“The part of the spoon theory that most resonates with me is the way it depicts the control that it can feel like your illness is holding in your life. The planning that takes over your life when you have an illness and the amount of control your illness has over the planning, or the “spoons,” certainly speaks to me. How much walking can I really tolerate on this trip? Will there be bathroom access? How often? What time will this take place? Can I really stand not to eat until 3 p.m. so I don’t have a flare up? If I don’t eat, how weak will that make me? Although that seems overwhelming, the spoon theory is in fact empowering, as it reminds me that I may not have control over the amount of spoons I am working with, but I do have control over how I choose to use the ones I have. It’s not the hand you’re dealt, but how you play it.
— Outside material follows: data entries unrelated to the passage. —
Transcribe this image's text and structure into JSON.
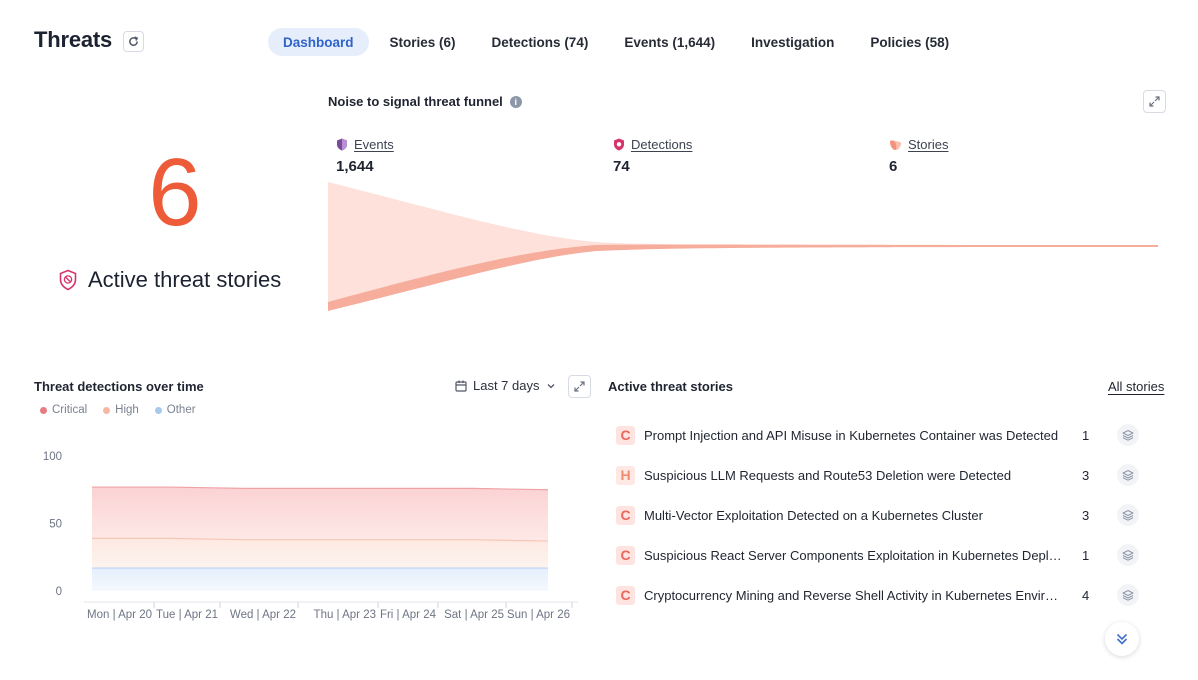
{
  "header": {
    "title": "Threats",
    "tabs": [
      {
        "label": "Dashboard",
        "active": true
      },
      {
        "label": "Stories (6)",
        "active": false
      },
      {
        "label": "Detections (74)",
        "active": false
      },
      {
        "label": "Events (1,644)",
        "active": false
      },
      {
        "label": "Investigation",
        "active": false
      },
      {
        "label": "Policies (58)",
        "active": false
      }
    ]
  },
  "kpi": {
    "value": "6",
    "label": "Active threat stories"
  },
  "funnel": {
    "title": "Noise to signal threat funnel",
    "stages": [
      {
        "label": "Events",
        "value": "1,644",
        "icon": "shield-icon",
        "color": "#7b4a9c"
      },
      {
        "label": "Detections",
        "value": "74",
        "icon": "target-shield-icon",
        "color": "#d6346b"
      },
      {
        "label": "Stories",
        "value": "6",
        "icon": "stories-icon",
        "color": "#f3927d"
      }
    ]
  },
  "detections_chart": {
    "title": "Threat detections over time",
    "range_label": "Last 7 days",
    "legend": [
      {
        "label": "Critical",
        "color": "#e77b82"
      },
      {
        "label": "High",
        "color": "#f6b7a6"
      },
      {
        "label": "Other",
        "color": "#a8c8ee"
      }
    ]
  },
  "chart_data": {
    "type": "area",
    "title": "Threat detections over time",
    "categories": [
      "Mon | Apr 20",
      "Tue | Apr 21",
      "Wed | Apr 22",
      "Thu | Apr 23",
      "Fri | Apr 24",
      "Sat | Apr 25",
      "Sun | Apr 26"
    ],
    "series": [
      {
        "name": "Critical",
        "values": [
          77,
          77,
          76,
          76,
          76,
          76,
          75
        ]
      },
      {
        "name": "High",
        "values": [
          39,
          39,
          38,
          38,
          38,
          38,
          37
        ]
      },
      {
        "name": "Other",
        "values": [
          17,
          17,
          17,
          17,
          17,
          17,
          17
        ]
      }
    ],
    "yticks": [
      "100",
      "50",
      "0"
    ],
    "ylim": [
      0,
      100
    ],
    "grid": false,
    "legend_position": "top-left"
  },
  "stories": {
    "title": "Active threat stories",
    "all_link": "All stories",
    "items": [
      {
        "severity": "C",
        "name": "Prompt Injection and API Misuse in Kubernetes Container was Detected",
        "count": "1"
      },
      {
        "severity": "H",
        "name": "Suspicious LLM Requests and Route53 Deletion were Detected",
        "count": "3"
      },
      {
        "severity": "C",
        "name": "Multi-Vector Exploitation Detected on a Kubernetes Cluster",
        "count": "3"
      },
      {
        "severity": "C",
        "name": "Suspicious React Server Components Exploitation in Kubernetes Deployment",
        "count": "1"
      },
      {
        "severity": "C",
        "name": "Cryptocurrency Mining and Reverse Shell Activity in Kubernetes Environment",
        "count": "4"
      }
    ]
  }
}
I have met some great people, some of whom I actually am very close friends with and it’s such a unique bond. Having someone say that they understand what you are going through, and knowing they truly do, is something every spoonie should have. Also, it’s great to toss questions about experiences with medications, doctors, symptoms, etc. For spoonies of Crohn’s disease in particular, my spoonie friends and I make plenty of poop jokes and keep each other laughing!” — Tricia Seaver, 26, Bristol, Connecticut
“[Spoon theory] resonates with me because it is a label which helps me identify other people going through a chronic illness. To me, it has a direct correlation with, “birds of a feather!” By simply saying, “I’m a spoonie,” only the VIPs in life will have any clue what that means. I instantly relate to, and easily connect with, people who have all types of diseases and labels with just this one word. On social media I put it out there in the first few words that I’m a spoonie with MS. By doing this, people reach out and connect with and are more likely to accept my invitation. The support I give is to have positive mental health and give education on that. Our entire physical body is a direct outer reflection of our inner thoughts. What we think, we create. Having a healthy mental state has proven to produce astronomical results.” — Lucas Robak, 29, Milwaukee, Wisconsin
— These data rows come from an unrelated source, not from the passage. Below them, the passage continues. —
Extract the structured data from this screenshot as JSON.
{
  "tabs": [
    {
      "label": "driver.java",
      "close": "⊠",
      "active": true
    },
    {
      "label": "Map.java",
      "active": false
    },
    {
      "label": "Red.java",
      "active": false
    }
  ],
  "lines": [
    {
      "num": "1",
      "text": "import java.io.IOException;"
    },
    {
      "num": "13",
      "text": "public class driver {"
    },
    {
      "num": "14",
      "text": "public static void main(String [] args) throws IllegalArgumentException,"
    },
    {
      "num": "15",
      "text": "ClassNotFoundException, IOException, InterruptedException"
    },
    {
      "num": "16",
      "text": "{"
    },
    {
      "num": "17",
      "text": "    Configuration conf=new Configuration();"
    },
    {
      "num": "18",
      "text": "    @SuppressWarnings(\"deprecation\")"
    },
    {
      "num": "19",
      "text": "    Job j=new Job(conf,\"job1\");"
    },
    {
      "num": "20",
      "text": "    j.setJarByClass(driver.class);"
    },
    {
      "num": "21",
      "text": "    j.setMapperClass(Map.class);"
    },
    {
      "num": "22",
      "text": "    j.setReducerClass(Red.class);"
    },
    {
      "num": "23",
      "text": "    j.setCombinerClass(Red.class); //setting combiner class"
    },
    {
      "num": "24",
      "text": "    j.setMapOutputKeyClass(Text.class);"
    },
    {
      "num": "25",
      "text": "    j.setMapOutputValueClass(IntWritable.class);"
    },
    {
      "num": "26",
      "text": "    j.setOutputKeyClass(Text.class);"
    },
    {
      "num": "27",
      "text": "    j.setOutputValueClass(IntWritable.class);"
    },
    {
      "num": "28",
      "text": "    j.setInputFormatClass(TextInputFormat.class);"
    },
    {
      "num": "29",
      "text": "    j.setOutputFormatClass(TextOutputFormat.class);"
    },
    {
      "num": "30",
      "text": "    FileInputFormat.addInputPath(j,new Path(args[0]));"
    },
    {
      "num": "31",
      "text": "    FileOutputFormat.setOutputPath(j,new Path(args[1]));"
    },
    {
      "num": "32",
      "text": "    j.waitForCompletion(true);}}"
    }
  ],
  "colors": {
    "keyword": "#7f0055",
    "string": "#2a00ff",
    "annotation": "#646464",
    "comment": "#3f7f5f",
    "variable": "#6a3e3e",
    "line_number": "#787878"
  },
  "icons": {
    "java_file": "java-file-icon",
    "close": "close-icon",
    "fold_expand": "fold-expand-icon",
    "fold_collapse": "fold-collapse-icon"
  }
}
“Having something to formulate an almost tangible concept for chronic pain and chronic illness is really important for me. Before having the spoon theory, I often found it very hard to explain to people how I was feeling, and often ended up spreading myself too thin because I wasn’t understanding my pain as much as I could. It’s always empowering to know that when I share my experiences with my chronic pain disorder I will be given a thumbs up, or an encouraging word or two, or even suggestions and help when dealing with anxiety around the issue. This year was one of my first years dealing with doctors quite often, and was very new to me. Having friends who were spoonies allowed me to share with them and receive encouragement that I just wouldn’t get from able bodied people. We are social beings (even if some of us are introverts). We yearn for belonging and acceptance, and to have a group of people who understand you on a level so many others don’t really means something quite powerful.” — Katie Scarlett, 22, Toronto, Ontario, CA
Article originally published May 16, 2016 on Chronicality.com